Without hesitation Melissa says her husband was her rock. His support and love helped her through the throes of new parenthood and the ever changing needs of her body and mental health during such a difficult time: “My husband and I, our relationship is unbelievable. We have been through more than most couples do in 20-30 years.” While the diagnosis certainly affected her husband, it also had surprising effects on her children. Her youngest son Luke, 1.5 years old at the time, had little understanding of the situation, but her oldest, Jacob, 3 at the time, particularly struggled to understand why his mom didn’t have hair. It was only when Melissa connected with a group of other mother’s battling breast cancer and attended a casual brunch that she realized the impact of connecting with those in a similar situation. At the brunch her son said, “Mommy look! None of them have hair like you!” An emotional Melissa remembers the moment as a turning point for her family, whereby their community became paramount in providing the support necessary for the entire family to one day return to a new “normal.”

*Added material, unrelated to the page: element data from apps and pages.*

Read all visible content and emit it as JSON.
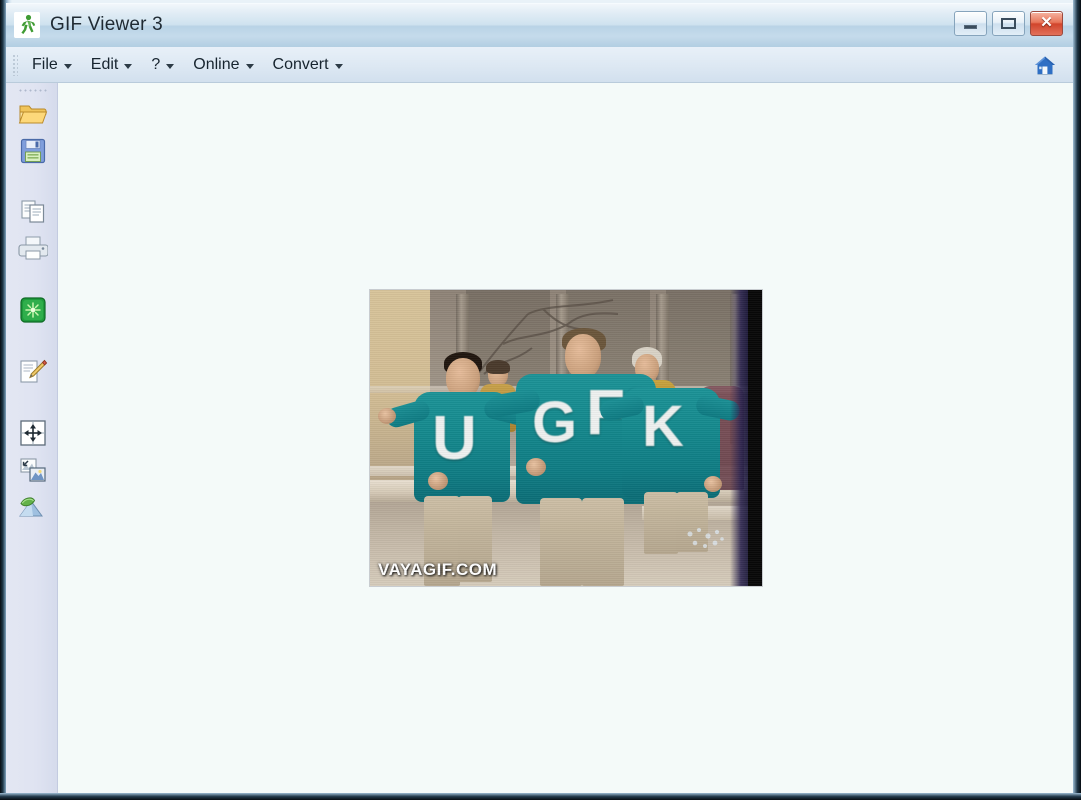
{
  "window": {
    "title": "GIF Viewer 3",
    "app_icon": "running-man-icon",
    "controls": {
      "minimize": "minimize-button",
      "maximize": "maximize-button",
      "close_label": "✕"
    }
  },
  "menubar": {
    "items": [
      {
        "label": "File",
        "has_caret": true
      },
      {
        "label": "Edit",
        "has_caret": true
      },
      {
        "label": "?",
        "has_caret": true
      },
      {
        "label": "Online",
        "has_caret": true
      },
      {
        "label": "Convert",
        "has_caret": true
      }
    ],
    "home_icon": "home-icon"
  },
  "toolbar": {
    "buttons": [
      {
        "name": "open-folder-icon",
        "title": "Open"
      },
      {
        "name": "save-floppy-icon",
        "title": "Save"
      },
      {
        "name": "copy-pages-icon",
        "title": "Copy"
      },
      {
        "name": "print-icon",
        "title": "Print"
      },
      {
        "name": "green-effect-icon",
        "title": "Effects"
      },
      {
        "name": "edit-pencil-icon",
        "title": "Edit"
      },
      {
        "name": "resize-arrows-icon",
        "title": "Resize"
      },
      {
        "name": "image-export-icon",
        "title": "Export image"
      },
      {
        "name": "optimize-icon",
        "title": "Optimize"
      }
    ]
  },
  "image": {
    "watermark": "VAYAGIF.COM",
    "sweater_color": "#158a8e",
    "pants_color": "#c2b49b",
    "letters": [
      "U",
      "G",
      "F",
      "K"
    ],
    "description_alt": "people in teal sweaters with white letters"
  },
  "colors": {
    "titlebar_top": "#f2f7fb",
    "titlebar_bottom": "#b2cee2",
    "menubar": "#dde8f3",
    "toolbar": "#dfe3f1",
    "canvas": "#f4faf9",
    "accent_close": "#d1452c"
  }
}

It was another connection, this time through a Facebook group, that provided the silver lining to her diagnosis. When fellow Runway Model Kelly Cassier wrote in a local town Facebook group looking to connect with other women diagnosed with breast cancer, Melissa and four other women rallied right away. It would kick off a friendship that has changed the women’s worlds: “What I love about this group of women is that though breast cancer has affected us and our family’s so deeply, we also laugh a ton, joke around a lot and use it as fuel for positivity and to bring us joy.”
It’s this group of women that have been there for each other through it all. Their children play together, they have taken trips with another and simply put, they have just been present for it all- the good, the scary and so much more: “Breast cancer really shows you who your friends are. These women have taught me so much about how to be a great woman, mom and friend.” Melissa is quick to note how lucky she has been with not only this amazing group of supportive women and friends, but her husband, family and even her work, whom she said really stepped up to support her during her battle.
Melissa exudes optimism and positivity and when asked how she maintains an upbeat attitude through her grueling breast cancer journey she notes, “breast cancer is awful. You battle with aches, pains, body positivity issues and especially at 33, it’s very hard. However, where people complain about everyday things, I don’t sweat the small stuff and when you have such a big fight ahead of you and you are looking at life or death, that stuff doesn’t matter so much.”